Records for this exercise
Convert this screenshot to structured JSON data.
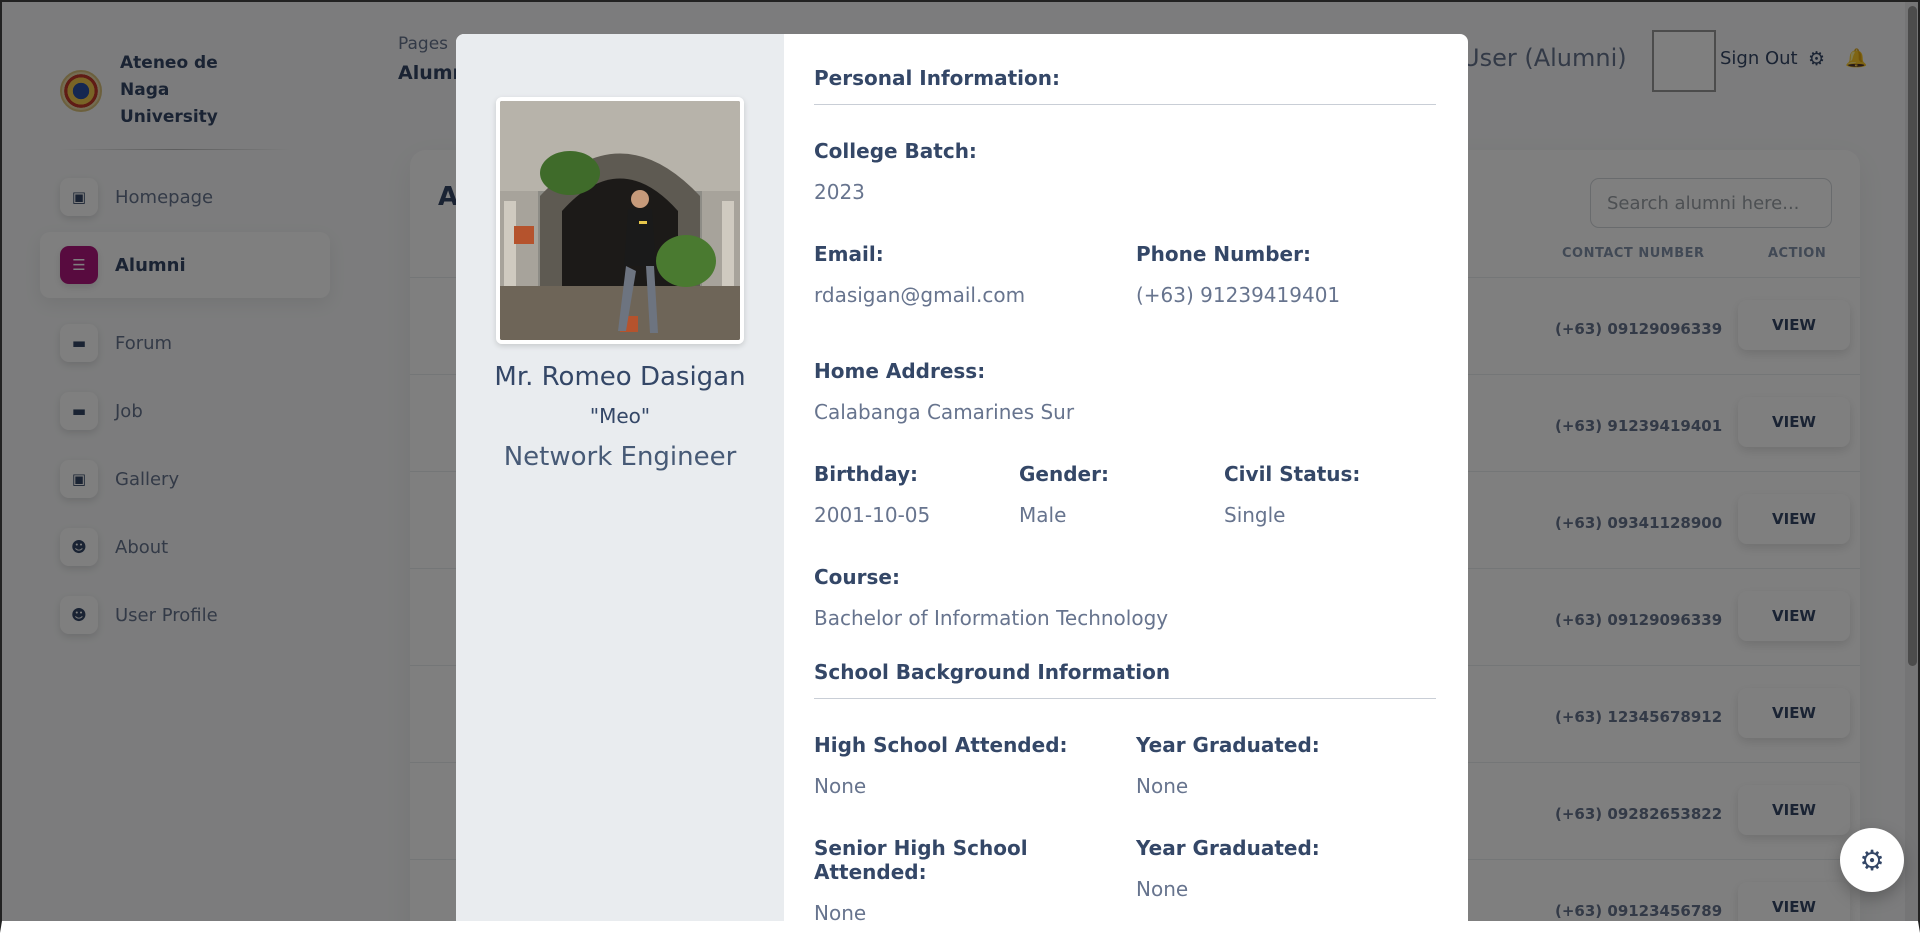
{
  "sidebar": {
    "brand": "Ateneo de Naga University",
    "items": [
      {
        "label": "Homepage",
        "icon": "document-icon"
      },
      {
        "label": "Alumni",
        "icon": "list-icon",
        "active": true
      },
      {
        "label": "Forum",
        "icon": "card-icon"
      },
      {
        "label": "Job",
        "icon": "card-icon"
      },
      {
        "label": "Gallery",
        "icon": "document-icon"
      },
      {
        "label": "About",
        "icon": "user-icon"
      },
      {
        "label": "User Profile",
        "icon": "user-icon"
      }
    ]
  },
  "topbar": {
    "breadcrumb": "Pages",
    "page_title": "Alumni",
    "user_label": "User (Alumni)",
    "sign_out": "Sign Out"
  },
  "card": {
    "title": "A",
    "search_placeholder": "Search alumni here...",
    "columns": {
      "contact": "CONTACT NUMBER",
      "action": "ACTION"
    },
    "rows": [
      {
        "contact": "(+63) 09129096339",
        "action": "VIEW"
      },
      {
        "contact": "(+63) 91239419401",
        "action": "VIEW"
      },
      {
        "contact": "(+63) 09341128900",
        "action": "VIEW"
      },
      {
        "contact": "(+63) 09129096339",
        "action": "VIEW"
      },
      {
        "contact": "(+63) 12345678912",
        "action": "VIEW"
      },
      {
        "contact": "(+63) 09282653822",
        "action": "VIEW"
      },
      {
        "contact": "(+63) 09123456789",
        "action": "VIEW"
      }
    ]
  },
  "modal": {
    "name": "Mr. Romeo Dasigan",
    "nickname": "\"Meo\"",
    "job": "Network Engineer",
    "personal": {
      "title": "Personal Information:",
      "batch_label": "College Batch:",
      "batch": "2023",
      "email_label": "Email:",
      "email": "rdasigan@gmail.com",
      "phone_label": "Phone Number:",
      "phone": "(+63) 91239419401",
      "address_label": "Home Address:",
      "address": "Calabanga Camarines Sur",
      "birthday_label": "Birthday:",
      "birthday": "2001-10-05",
      "gender_label": "Gender:",
      "gender": "Male",
      "civil_label": "Civil Status:",
      "civil": "Single",
      "course_label": "Course:",
      "course": "Bachelor of Information Technology"
    },
    "school": {
      "title": "School Background Information",
      "hs_label": "High School Attended:",
      "hs": "None",
      "hs_year_label": "Year Graduated:",
      "hs_year": "None",
      "shs_label": "Senior High School Attended:",
      "shs": "None",
      "shs_year_label": "Year Graduated:",
      "shs_year": "None"
    }
  },
  "colors": {
    "accent": "#b0167f",
    "text_dark": "#344767",
    "text_muted": "#67748e",
    "modal_left_bg": "#e9ecef"
  }
}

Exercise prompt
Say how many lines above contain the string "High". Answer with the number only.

Written solution
2